**Data for this task**
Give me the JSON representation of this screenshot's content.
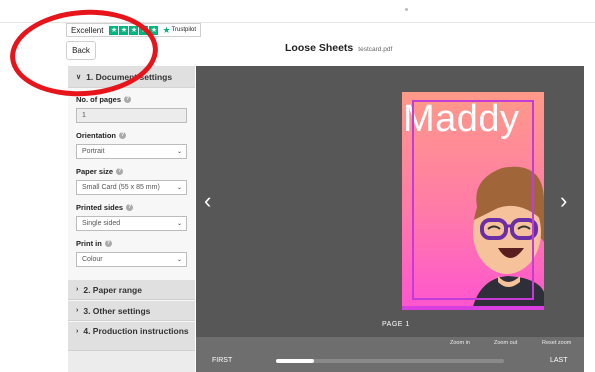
{
  "trustpilot": {
    "rating_text": "Excellent",
    "logo_text": "Trustpilot",
    "stars": 5
  },
  "header": {
    "back_label": "Back",
    "title": "Loose Sheets",
    "filename": "testcard.pdf"
  },
  "sidebar": {
    "section1": {
      "title": "1. Document settings",
      "fields": {
        "pages_label": "No. of pages",
        "pages_value": "1",
        "orientation_label": "Orientation",
        "orientation_value": "Portrait",
        "paper_label": "Paper size",
        "paper_value": "Small Card (55 x 85 mm)",
        "sides_label": "Printed sides",
        "sides_value": "Single sided",
        "print_label": "Print in",
        "print_value": "Colour"
      }
    },
    "section2": "2. Paper range",
    "section3": "3. Other settings",
    "section4": "4. Production instructions"
  },
  "viewer": {
    "card_name": "Maddy",
    "page_label": "PAGE 1",
    "zoom_in": "Zoom in",
    "zoom_out": "Zoom out",
    "reset_zoom": "Reset zoom",
    "first": "FIRST",
    "last": "LAST"
  },
  "colors": {
    "trustpilot_green": "#00b67a",
    "annotation_red": "#e8141b",
    "viewer_bg": "#575757"
  }
}
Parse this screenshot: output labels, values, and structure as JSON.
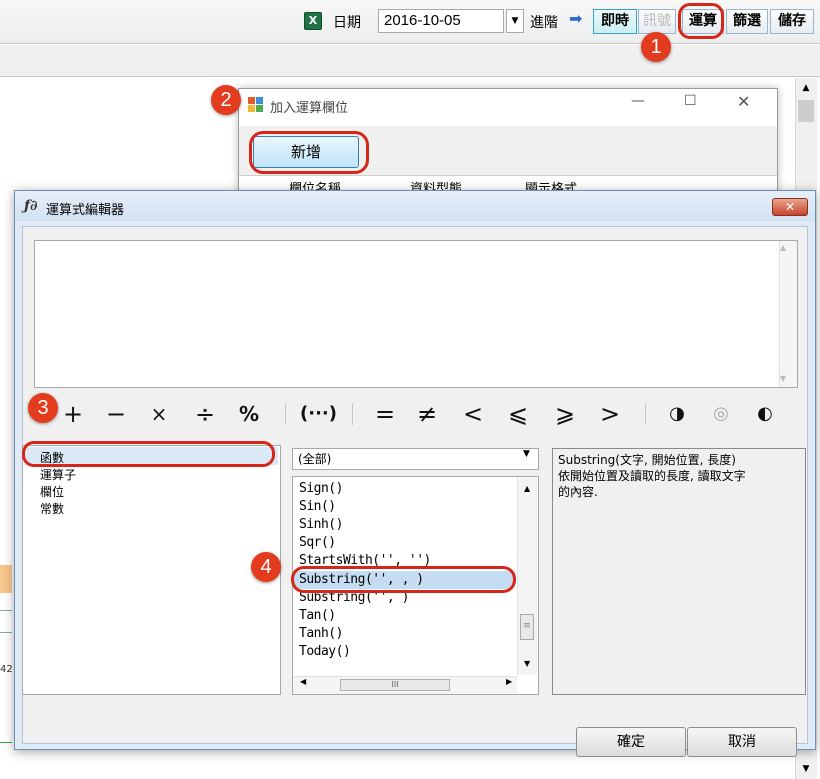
{
  "toolbar": {
    "excel_icon": "excel-icon",
    "date_label": "日期",
    "date_value": "2016-10-05",
    "advanced_label": "進階",
    "advanced_arrow": "➡",
    "buttons": {
      "realtime": "即時",
      "signal": "訊號",
      "calc": "運算",
      "filter": "篩選",
      "save": "儲存"
    }
  },
  "background": {
    "chart_fragment_label": "42"
  },
  "add_dialog": {
    "title": "加入運算欄位",
    "min_glyph": "—",
    "max_glyph": "☐",
    "close_glyph": "✕",
    "new_button": "新增",
    "columns": [
      "欄位名稱",
      "資料型態",
      "顯示格式"
    ]
  },
  "editor": {
    "title_icon": "ƒ∂",
    "title": "運算式編輯器",
    "close_glyph": "✕",
    "expression": "",
    "operators": {
      "plus": "+",
      "minus": "−",
      "times": "×",
      "divide": "÷",
      "percent": "%",
      "paren": "(···)",
      "equal": "=",
      "not_equal": "≠",
      "less": "<",
      "less_equal": "⩽",
      "greater_equal": "⩾",
      "greater": ">",
      "and": "◑",
      "or": "◎",
      "not": "◐"
    },
    "categories": [
      "函數",
      "運算子",
      "欄位",
      "常數"
    ],
    "function_filter": "(全部)",
    "functions": [
      "Sign()",
      "Sin()",
      "Sinh()",
      "Sqr()",
      "StartsWith('', '')",
      "Substring('', , )",
      "Substring('', )",
      "Tan()",
      "Tanh()",
      "Today()"
    ],
    "hscroll_thumb": "III",
    "description": [
      "Substring(文字, 開始位置, 長度)",
      "依開始位置及讀取的長度, 讀取文字",
      "的內容."
    ],
    "ok_button": "確定",
    "cancel_button": "取消"
  },
  "annotations": {
    "step1": "1",
    "step2": "2",
    "step3": "3",
    "step4": "4",
    "accent_color": "#e23b1e"
  }
}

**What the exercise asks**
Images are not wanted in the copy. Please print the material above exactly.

**Task response**
Give me the JSON representation of this screenshot's content.
{
  "trustpilot": {
    "rating_text": "Excellent",
    "logo_text": "Trustpilot",
    "stars": 5
  },
  "header": {
    "back_label": "Back",
    "title": "Loose Sheets",
    "filename": "testcard.pdf"
  },
  "sidebar": {
    "section1": {
      "title": "1. Document settings",
      "fields": {
        "pages_label": "No. of pages",
        "pages_value": "1",
        "orientation_label": "Orientation",
        "orientation_value": "Portrait",
        "paper_label": "Paper size",
        "paper_value": "Small Card (55 x 85 mm)",
        "sides_label": "Printed sides",
        "sides_value": "Single sided",
        "print_label": "Print in",
        "print_value": "Colour"
      }
    },
    "section2": "2. Paper range",
    "section3": "3. Other settings",
    "section4": "4. Production instructions"
  },
  "viewer": {
    "card_name": "Maddy",
    "page_label": "PAGE 1",
    "zoom_in": "Zoom in",
    "zoom_out": "Zoom out",
    "reset_zoom": "Reset zoom",
    "first": "FIRST",
    "last": "LAST"
  },
  "colors": {
    "trustpilot_green": "#00b67a",
    "annotation_red": "#e8141b",
    "viewer_bg": "#575757"
  }
}
Parse this screenshot: output labels, values, and structure as JSON.
{
  "toolbar": {
    "excel_icon": "excel-icon",
    "date_label": "日期",
    "date_value": "2016-10-05",
    "advanced_label": "進階",
    "advanced_arrow": "➡",
    "buttons": {
      "realtime": "即時",
      "signal": "訊號",
      "calc": "運算",
      "filter": "篩選",
      "save": "儲存"
    }
  },
  "background": {
    "chart_fragment_label": "42"
  },
  "add_dialog": {
    "title": "加入運算欄位",
    "min_glyph": "—",
    "max_glyph": "☐",
    "close_glyph": "✕",
    "new_button": "新增",
    "columns": [
      "欄位名稱",
      "資料型態",
      "顯示格式"
    ]
  },
  "editor": {
    "title_icon": "ƒ∂",
    "title": "運算式編輯器",
    "close_glyph": "✕",
    "expression": "",
    "operators": {
      "plus": "+",
      "minus": "−",
      "times": "×",
      "divide": "÷",
      "percent": "%",
      "paren": "(···)",
      "equal": "=",
      "not_equal": "≠",
      "less": "<",
      "less_equal": "⩽",
      "greater_equal": "⩾",
      "greater": ">",
      "and": "◑",
      "or": "◎",
      "not": "◐"
    },
    "categories": [
      "函數",
      "運算子",
      "欄位",
      "常數"
    ],
    "function_filter": "(全部)",
    "functions": [
      "Sign()",
      "Sin()",
      "Sinh()",
      "Sqr()",
      "StartsWith('', '')",
      "Substring('', , )",
      "Substring('', )",
      "Tan()",
      "Tanh()",
      "Today()"
    ],
    "hscroll_thumb": "III",
    "description": [
      "Substring(文字, 開始位置, 長度)",
      "依開始位置及讀取的長度, 讀取文字",
      "的內容."
    ],
    "ok_button": "確定",
    "cancel_button": "取消"
  },
  "annotations": {
    "step1": "1",
    "step2": "2",
    "step3": "3",
    "step4": "4",
    "accent_color": "#e23b1e"
  }
}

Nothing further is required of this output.